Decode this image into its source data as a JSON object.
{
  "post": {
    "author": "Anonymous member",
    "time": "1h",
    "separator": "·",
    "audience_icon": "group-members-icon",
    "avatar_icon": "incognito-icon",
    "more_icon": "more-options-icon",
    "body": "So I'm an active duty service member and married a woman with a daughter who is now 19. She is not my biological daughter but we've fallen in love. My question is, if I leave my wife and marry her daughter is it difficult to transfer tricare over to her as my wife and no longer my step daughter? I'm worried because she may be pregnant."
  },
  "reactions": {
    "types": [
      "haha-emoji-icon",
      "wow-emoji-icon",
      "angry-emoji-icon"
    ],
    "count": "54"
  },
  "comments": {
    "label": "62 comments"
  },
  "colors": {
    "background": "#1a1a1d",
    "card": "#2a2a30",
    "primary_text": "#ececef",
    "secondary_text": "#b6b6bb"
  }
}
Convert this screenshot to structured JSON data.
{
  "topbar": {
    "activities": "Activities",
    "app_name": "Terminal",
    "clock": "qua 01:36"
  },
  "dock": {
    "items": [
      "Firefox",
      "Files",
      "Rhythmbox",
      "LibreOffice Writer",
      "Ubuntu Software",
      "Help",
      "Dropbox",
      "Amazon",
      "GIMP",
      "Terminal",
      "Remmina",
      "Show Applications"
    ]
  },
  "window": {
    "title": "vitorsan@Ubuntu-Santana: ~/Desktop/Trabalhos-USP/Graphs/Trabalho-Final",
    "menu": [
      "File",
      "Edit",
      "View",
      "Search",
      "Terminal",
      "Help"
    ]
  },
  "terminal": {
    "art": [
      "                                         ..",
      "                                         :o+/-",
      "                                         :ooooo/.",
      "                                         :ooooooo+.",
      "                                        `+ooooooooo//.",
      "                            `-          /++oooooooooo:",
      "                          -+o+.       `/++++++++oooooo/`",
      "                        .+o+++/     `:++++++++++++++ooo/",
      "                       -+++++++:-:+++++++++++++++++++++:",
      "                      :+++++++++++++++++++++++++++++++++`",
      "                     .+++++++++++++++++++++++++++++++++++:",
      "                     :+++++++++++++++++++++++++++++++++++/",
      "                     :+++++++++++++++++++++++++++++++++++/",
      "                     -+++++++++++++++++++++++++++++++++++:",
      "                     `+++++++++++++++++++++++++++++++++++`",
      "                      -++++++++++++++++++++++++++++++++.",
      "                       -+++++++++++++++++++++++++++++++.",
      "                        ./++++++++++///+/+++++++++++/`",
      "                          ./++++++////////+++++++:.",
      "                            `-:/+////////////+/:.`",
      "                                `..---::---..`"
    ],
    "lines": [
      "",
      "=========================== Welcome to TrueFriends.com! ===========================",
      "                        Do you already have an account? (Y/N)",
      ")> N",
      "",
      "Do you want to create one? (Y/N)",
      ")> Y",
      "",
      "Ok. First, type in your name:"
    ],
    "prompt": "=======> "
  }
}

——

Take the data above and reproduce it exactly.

PROBLEM SOLUTION:
Decode this image into its source data as a JSON object.
{
  "post": {
    "author": "Anonymous member",
    "time": "1h",
    "separator": "·",
    "audience_icon": "group-members-icon",
    "avatar_icon": "incognito-icon",
    "more_icon": "more-options-icon",
    "body": "So I'm an active duty service member and married a woman with a daughter who is now 19. She is not my biological daughter but we've fallen in love. My question is, if I leave my wife and marry her daughter is it difficult to transfer tricare over to her as my wife and no longer my step daughter? I'm worried because she may be pregnant."
  },
  "reactions": {
    "types": [
      "haha-emoji-icon",
      "wow-emoji-icon",
      "angry-emoji-icon"
    ],
    "count": "54"
  },
  "comments": {
    "label": "62 comments"
  },
  "colors": {
    "background": "#1a1a1d",
    "card": "#2a2a30",
    "primary_text": "#ececef",
    "secondary_text": "#b6b6bb"
  }
}
Convert this screenshot to structured JSON data.
{
  "topbar": {
    "activities": "Activities",
    "app_name": "Terminal",
    "clock": "qua 01:36"
  },
  "dock": {
    "items": [
      "Firefox",
      "Files",
      "Rhythmbox",
      "LibreOffice Writer",
      "Ubuntu Software",
      "Help",
      "Dropbox",
      "Amazon",
      "GIMP",
      "Terminal",
      "Remmina",
      "Show Applications"
    ]
  },
  "window": {
    "title": "vitorsan@Ubuntu-Santana: ~/Desktop/Trabalhos-USP/Graphs/Trabalho-Final",
    "menu": [
      "File",
      "Edit",
      "View",
      "Search",
      "Terminal",
      "Help"
    ]
  },
  "terminal": {
    "art": [
      "                                         ..",
      "                                         :o+/-",
      "                                         :ooooo/.",
      "                                         :ooooooo+.",
      "                                        `+ooooooooo//.",
      "                            `-          /++oooooooooo:",
      "                          -+o+.       `/++++++++oooooo/`",
      "                        .+o+++/     `:++++++++++++++ooo/",
      "                       -+++++++:-:+++++++++++++++++++++:",
      "                      :+++++++++++++++++++++++++++++++++`",
      "                     .+++++++++++++++++++++++++++++++++++:",
      "                     :+++++++++++++++++++++++++++++++++++/",
      "                     :+++++++++++++++++++++++++++++++++++/",
      "                     -+++++++++++++++++++++++++++++++++++:",
      "                     `+++++++++++++++++++++++++++++++++++`",
      "                      -++++++++++++++++++++++++++++++++.",
      "                       -+++++++++++++++++++++++++++++++.",
      "                        ./++++++++++///+/+++++++++++/`",
      "                          ./++++++////////+++++++:.",
      "                            `-:/+////////////+/:.`",
      "                                `..---::---..`"
    ],
    "lines": [
      "",
      "=========================== Welcome to TrueFriends.com! ===========================",
      "                        Do you already have an account? (Y/N)",
      ")> N",
      "",
      "Do you want to create one? (Y/N)",
      ")> Y",
      "",
      "Ok. First, type in your name:"
    ],
    "prompt": "=======> "
  }
}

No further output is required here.